Ethiopian and Eritrean passport holders would be able to travel to the other country and obtain visas on arrival.

Resuming of ties began in June after Abiy, now largely seen as a breath of fresh air in the Horn announced that Ethiopia would implement the UN-mediated Algiers peace agreement signed by the two countries in December 2000 to end the war. The premier said Addis will withdraw its troops and hand back the disputed border territory to Eritrea. Aferweki has toured Addis Ababa in reciprocation and the two nations have re-opened their embassies.

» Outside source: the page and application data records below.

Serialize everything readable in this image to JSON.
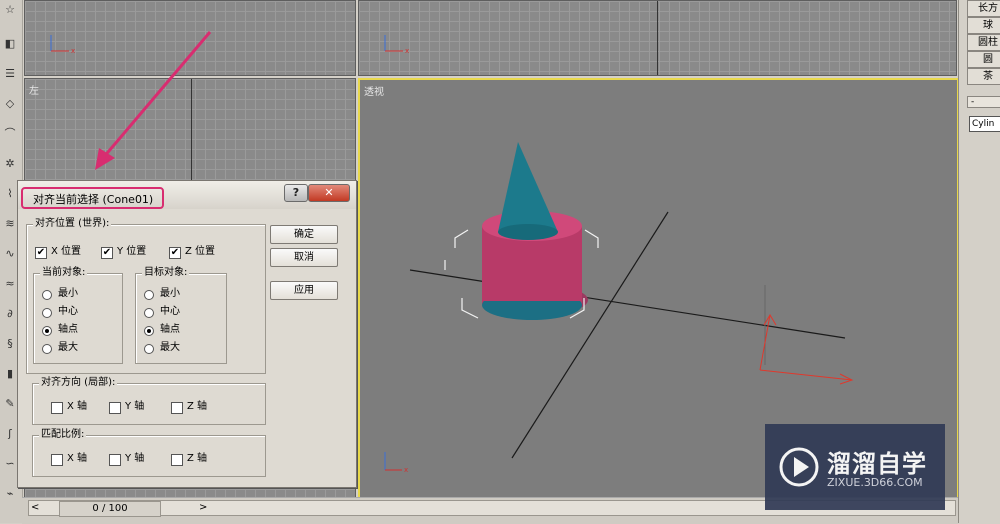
{
  "viewports": {
    "top_left_axes": "x",
    "left_label": "左",
    "persp_label": "透视"
  },
  "right_panel": {
    "buttons": [
      "长方",
      "球",
      "圆柱",
      "圆",
      "茶"
    ],
    "dash": "-",
    "name_field": "Cylin"
  },
  "dialog": {
    "title": "对齐当前选择 (Cone01)",
    "help": "?",
    "close": "✕",
    "align_position": {
      "label": "对齐位置 (世界):",
      "x": "X 位置",
      "y": "Y 位置",
      "z": "Z 位置",
      "x_checked": true,
      "y_checked": true,
      "z_checked": true
    },
    "current_object": {
      "label": "当前对象:",
      "options": [
        "最小",
        "中心",
        "轴点",
        "最大"
      ],
      "selected": "轴点"
    },
    "target_object": {
      "label": "目标对象:",
      "options": [
        "最小",
        "中心",
        "轴点",
        "最大"
      ],
      "selected": "轴点"
    },
    "align_orientation": {
      "label": "对齐方向 (局部):",
      "x": "X 轴",
      "y": "Y 轴",
      "z": "Z 轴"
    },
    "match_scale": {
      "label": "匹配比例:",
      "x": "X 轴",
      "y": "Y 轴",
      "z": "Z 轴"
    },
    "ok": "确定",
    "cancel": "取消",
    "apply": "应用"
  },
  "timeline": {
    "frame": "0 / 100",
    "prev": "<",
    "next": ">"
  },
  "watermark": {
    "title": "溜溜自学",
    "url": "ZIXUE.3D66.COM"
  },
  "colors": {
    "highlight": "#d82d70",
    "active_viewport_border": "#e8d84a",
    "cone": "#1c7a8c",
    "cylinder": "#b83a68"
  }
}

Eritrea, too, stands to benefit through the revenues from Ethiopian trade through its ports, but also the potential of very substantial potash resources on the Ethiopia-Eritrea border.

Eritrean industries could service the growing markets of its populous neighbour.

“Eritrea is going to gain a lot, because it will be able to follow Ethiopia’s economic momentum,” says Marc Lavergne of the National Centre for Scientific Research in Paris.

Woldemariam argues that settling the dispute with Ethiopia could also spur foreign investors to consider Eritrea free of the fear of incurring Addis Ababa’s wrath.

“It is likely that improving relations between Ethiopia and Eritrea will further solidify the Eritrean state’s rehabilitation on the international scene,” he adds.

Peace between Ethiopia and Eritrea will bring an end to their proxy wars in the Horn while helping to facilitate economic integration, argues Prof Yohannes Gedamu of Georgia Gwinnett College’s School of Liberal Arts.

“I also expect the poor relations between Eritrea and Djibouti to improve in the near future,” he offers.

All this is not good music to the ears of Kenya’s economy which runs the risk of funding long-deserted, expensive projects by former partners, and whose viability has immensely depreciated.